This is good because it sets the stage. The listener can decide if they can handle more specific news, or if they are done. Let’s continue, shall we?
“Really, Toni? What’s it doing?” “Well, it bounces back from hyperactive to hypoactive and I have a goiter. It appears that the goiter has an underlying malignancy, which means I have thyroid cancer.”
2. Give them a moment to respond in the way they are comfortable. I usually end up saying something like, “See I told you it was crazy.” Telling someone you have cancer is 10 percent about you, but 90 percent about them. They will instantly remember their uncle, or cousin or friend who has had the disease and no matter what your prognosis is, their mind will travel.
3. Relate the news to a celebrity. I am very thankful that Brooke Burke-Charvet announced her thyroid cancer when she did. Once I announce my condition, I follow up with, “Did you see the lady from Dancing With the Stars on television? You know she just had thyroid cancer too?”
This helps because our society loves celebrities, and we tend to think they are invincible. But in reality, they get cancer too.
4. Tell them how you will keep them informed. Once people get over the initial shock, they need to know how they will keep up with your progress. Tell them they’ll see you at work until surgery, they can read your blog on Caring Bridge, or that a certain family member will keep them updated. If you don’t have a plan to keep them informed, they will stalk you and pressure you and make your life more miserable than cancer already is.
5. Let people see you “live” with the disease. I know that with any medical condition, you have good days and you have bad days. Some days, I remember wishing I could say, “I have cancer so I’m staying in bed all day.” But I couldn’t. My kids were in 4th, 5th, and 6th grades at the time of my diagnosis. There were tonsils that had to be removed, middle school hormones, and a Presidential Inauguration that we had to attend. Continuing to “live” is just as important for me as it for everyone around me.

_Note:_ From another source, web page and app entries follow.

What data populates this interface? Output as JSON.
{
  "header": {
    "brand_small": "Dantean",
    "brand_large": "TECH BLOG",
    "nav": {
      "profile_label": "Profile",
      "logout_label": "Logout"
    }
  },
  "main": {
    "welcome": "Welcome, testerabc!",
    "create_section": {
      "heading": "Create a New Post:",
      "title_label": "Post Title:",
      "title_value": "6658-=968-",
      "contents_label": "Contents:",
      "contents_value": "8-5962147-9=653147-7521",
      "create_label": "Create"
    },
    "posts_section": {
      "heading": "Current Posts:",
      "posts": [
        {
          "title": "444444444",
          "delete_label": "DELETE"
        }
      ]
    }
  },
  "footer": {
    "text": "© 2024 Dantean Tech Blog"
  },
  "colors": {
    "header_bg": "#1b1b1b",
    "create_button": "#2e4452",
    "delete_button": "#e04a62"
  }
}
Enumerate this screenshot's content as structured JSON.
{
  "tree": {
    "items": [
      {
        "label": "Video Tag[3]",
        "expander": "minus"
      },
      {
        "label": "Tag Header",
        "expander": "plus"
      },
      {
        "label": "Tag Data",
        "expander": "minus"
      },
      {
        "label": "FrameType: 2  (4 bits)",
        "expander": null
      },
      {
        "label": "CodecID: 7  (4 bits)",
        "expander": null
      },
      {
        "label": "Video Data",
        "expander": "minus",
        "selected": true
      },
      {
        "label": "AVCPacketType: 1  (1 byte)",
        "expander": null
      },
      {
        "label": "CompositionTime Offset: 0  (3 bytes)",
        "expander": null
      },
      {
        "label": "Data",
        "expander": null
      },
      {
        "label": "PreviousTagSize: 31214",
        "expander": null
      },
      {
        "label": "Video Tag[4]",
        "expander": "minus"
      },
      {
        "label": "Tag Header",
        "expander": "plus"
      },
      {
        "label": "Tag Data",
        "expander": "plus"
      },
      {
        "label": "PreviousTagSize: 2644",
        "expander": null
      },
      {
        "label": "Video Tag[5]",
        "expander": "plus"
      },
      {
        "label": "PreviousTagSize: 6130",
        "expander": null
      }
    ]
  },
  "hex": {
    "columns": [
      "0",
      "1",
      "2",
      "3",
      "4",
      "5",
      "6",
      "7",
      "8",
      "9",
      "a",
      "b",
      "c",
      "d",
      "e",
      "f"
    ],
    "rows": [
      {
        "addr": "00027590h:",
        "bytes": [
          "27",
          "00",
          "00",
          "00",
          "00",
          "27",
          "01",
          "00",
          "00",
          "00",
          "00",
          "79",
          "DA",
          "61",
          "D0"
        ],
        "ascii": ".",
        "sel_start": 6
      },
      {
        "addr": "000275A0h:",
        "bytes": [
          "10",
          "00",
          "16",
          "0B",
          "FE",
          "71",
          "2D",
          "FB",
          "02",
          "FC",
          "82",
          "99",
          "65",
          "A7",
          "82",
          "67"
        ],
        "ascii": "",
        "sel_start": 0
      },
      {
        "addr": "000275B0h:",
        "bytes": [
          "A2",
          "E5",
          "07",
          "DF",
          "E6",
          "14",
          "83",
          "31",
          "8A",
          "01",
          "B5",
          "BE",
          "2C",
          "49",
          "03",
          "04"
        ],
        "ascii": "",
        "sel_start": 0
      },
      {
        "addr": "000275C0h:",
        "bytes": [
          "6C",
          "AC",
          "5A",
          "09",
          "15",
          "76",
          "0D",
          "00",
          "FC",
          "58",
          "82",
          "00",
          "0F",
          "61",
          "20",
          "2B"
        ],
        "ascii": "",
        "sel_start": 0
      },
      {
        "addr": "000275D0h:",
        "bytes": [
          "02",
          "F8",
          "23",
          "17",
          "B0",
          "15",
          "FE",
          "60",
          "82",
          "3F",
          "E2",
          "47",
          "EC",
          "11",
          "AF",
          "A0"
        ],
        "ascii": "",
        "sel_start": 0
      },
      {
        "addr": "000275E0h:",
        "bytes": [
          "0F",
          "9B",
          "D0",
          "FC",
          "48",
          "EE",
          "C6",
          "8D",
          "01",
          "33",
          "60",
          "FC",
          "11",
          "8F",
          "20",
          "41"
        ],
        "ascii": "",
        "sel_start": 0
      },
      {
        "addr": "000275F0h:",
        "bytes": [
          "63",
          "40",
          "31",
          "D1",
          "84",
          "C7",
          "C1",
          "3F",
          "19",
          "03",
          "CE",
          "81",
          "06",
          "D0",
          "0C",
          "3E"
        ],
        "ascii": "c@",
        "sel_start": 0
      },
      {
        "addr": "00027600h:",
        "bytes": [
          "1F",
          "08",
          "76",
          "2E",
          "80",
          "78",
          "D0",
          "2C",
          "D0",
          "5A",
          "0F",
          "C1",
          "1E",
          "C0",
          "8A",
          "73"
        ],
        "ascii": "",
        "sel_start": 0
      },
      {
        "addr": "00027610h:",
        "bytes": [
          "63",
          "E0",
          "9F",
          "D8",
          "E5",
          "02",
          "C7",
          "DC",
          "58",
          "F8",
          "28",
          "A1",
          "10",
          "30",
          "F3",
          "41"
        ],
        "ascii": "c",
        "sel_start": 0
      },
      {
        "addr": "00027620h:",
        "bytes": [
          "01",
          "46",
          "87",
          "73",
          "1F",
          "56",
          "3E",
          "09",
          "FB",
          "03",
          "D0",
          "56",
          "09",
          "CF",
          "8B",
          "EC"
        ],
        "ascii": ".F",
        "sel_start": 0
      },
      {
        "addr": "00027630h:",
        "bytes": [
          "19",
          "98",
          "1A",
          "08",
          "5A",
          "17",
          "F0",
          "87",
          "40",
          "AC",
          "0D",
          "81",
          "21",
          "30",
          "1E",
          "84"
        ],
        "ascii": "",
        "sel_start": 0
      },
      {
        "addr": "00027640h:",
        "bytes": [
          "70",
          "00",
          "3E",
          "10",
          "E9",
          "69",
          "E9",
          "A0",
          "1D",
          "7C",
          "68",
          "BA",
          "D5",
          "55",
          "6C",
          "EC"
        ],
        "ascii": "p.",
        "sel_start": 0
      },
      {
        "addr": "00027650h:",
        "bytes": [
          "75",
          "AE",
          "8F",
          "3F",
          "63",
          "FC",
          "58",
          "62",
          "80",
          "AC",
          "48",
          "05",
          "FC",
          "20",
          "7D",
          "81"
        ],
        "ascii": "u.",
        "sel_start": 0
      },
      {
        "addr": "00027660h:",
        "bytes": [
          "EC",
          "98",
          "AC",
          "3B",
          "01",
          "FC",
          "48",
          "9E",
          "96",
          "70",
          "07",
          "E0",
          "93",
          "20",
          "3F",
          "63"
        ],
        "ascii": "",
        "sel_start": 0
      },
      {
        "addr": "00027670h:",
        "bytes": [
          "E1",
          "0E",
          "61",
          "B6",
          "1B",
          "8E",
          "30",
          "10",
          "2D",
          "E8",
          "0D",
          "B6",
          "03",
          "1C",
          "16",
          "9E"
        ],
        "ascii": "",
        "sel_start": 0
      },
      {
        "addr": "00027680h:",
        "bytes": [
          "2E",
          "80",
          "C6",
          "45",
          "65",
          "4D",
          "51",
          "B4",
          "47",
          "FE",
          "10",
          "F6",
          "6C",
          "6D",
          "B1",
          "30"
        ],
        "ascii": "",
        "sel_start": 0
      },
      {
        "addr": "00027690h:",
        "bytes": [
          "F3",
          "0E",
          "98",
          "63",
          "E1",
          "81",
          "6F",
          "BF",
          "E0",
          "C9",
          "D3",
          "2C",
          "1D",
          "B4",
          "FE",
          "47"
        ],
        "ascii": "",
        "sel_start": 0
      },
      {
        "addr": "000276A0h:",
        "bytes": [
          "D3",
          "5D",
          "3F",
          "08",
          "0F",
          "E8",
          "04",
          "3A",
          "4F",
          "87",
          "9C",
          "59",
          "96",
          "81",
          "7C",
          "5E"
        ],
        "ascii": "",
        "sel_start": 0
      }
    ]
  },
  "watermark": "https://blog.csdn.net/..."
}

While my diagnosis was scary and I was fortunate enough to have a great prognosis and an ever greater outcome, that cancer event led me to be even more appreciative of the life I have instead of trying unsuccessfully to force the life I thought I should have.